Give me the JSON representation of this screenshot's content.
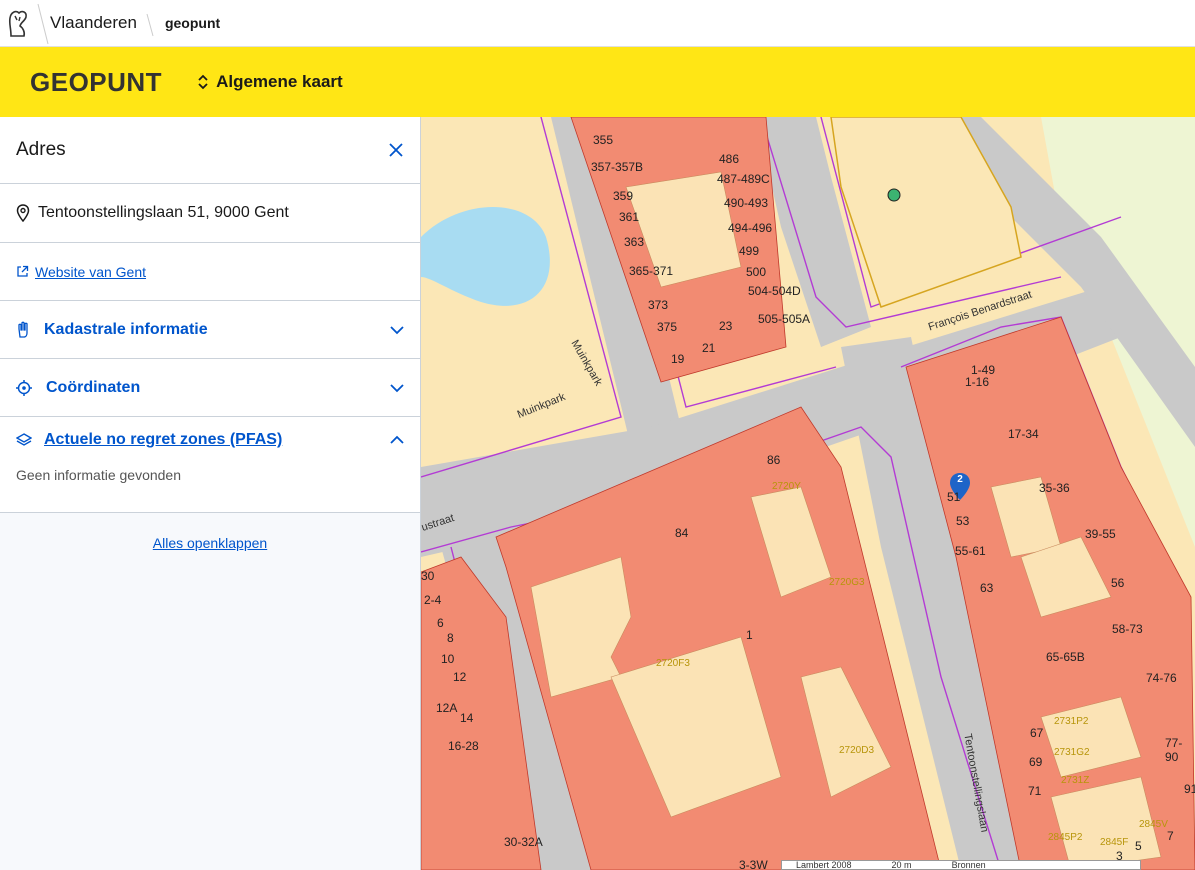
{
  "topbar": {
    "brand": "Vlaanderen",
    "crumb": "geopunt"
  },
  "appbar": {
    "title": "GEOPUNT",
    "map_switch": "Algemene kaart"
  },
  "panel": {
    "title": "Adres",
    "address": "Tentoonstellingslaan 51, 9000 Gent",
    "website_link": "Website van Gent",
    "sections": [
      {
        "label": "Kadastrale informatie"
      },
      {
        "label": "Coördinaten"
      },
      {
        "label": "Actuele no regret zones (PFAS)",
        "body": "Geen informatie gevonden"
      }
    ],
    "expand_all": "Alles openklappen"
  },
  "map": {
    "streets": [
      "Muinkpark",
      "Muinkpark",
      "François Benardstraat",
      "Tentoonstellingslaan",
      "ustraat"
    ],
    "parcels": [
      "355",
      "357-357B",
      "359",
      "361",
      "363",
      "365-371",
      "373",
      "375",
      "19",
      "21",
      "23",
      "486",
      "487-489C",
      "490-493",
      "494-496",
      "499",
      "500",
      "504-504D",
      "505-505A",
      "1-49",
      "1-16",
      "17-34",
      "35-36",
      "39-55",
      "56",
      "58-73",
      "74-76",
      "77-90",
      "65-65B",
      "63",
      "55-61",
      "53",
      "51",
      "67",
      "69",
      "71",
      "86",
      "84",
      "1",
      "30",
      "2-4",
      "6",
      "8",
      "10",
      "12",
      "12A",
      "14",
      "16-28",
      "30-32A",
      "3-3W",
      "91",
      "7",
      "5",
      "3",
      "1"
    ],
    "sections": [
      "2720Y",
      "2720G3",
      "2720F3",
      "2720D3",
      "2731P2",
      "2731G2",
      "2731Z",
      "2845P2",
      "2845F",
      "2845V"
    ],
    "marker": "2",
    "scale": "Lambert 2008",
    "scale_len": "20 m",
    "scale_extra": "Bronnen"
  }
}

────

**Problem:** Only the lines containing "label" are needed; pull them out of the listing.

**Response to this task:**
        "label": "Kadastrale informatie"
        "label": "Coördinaten"
        "label": "Actuele no regret zones (PFAS)",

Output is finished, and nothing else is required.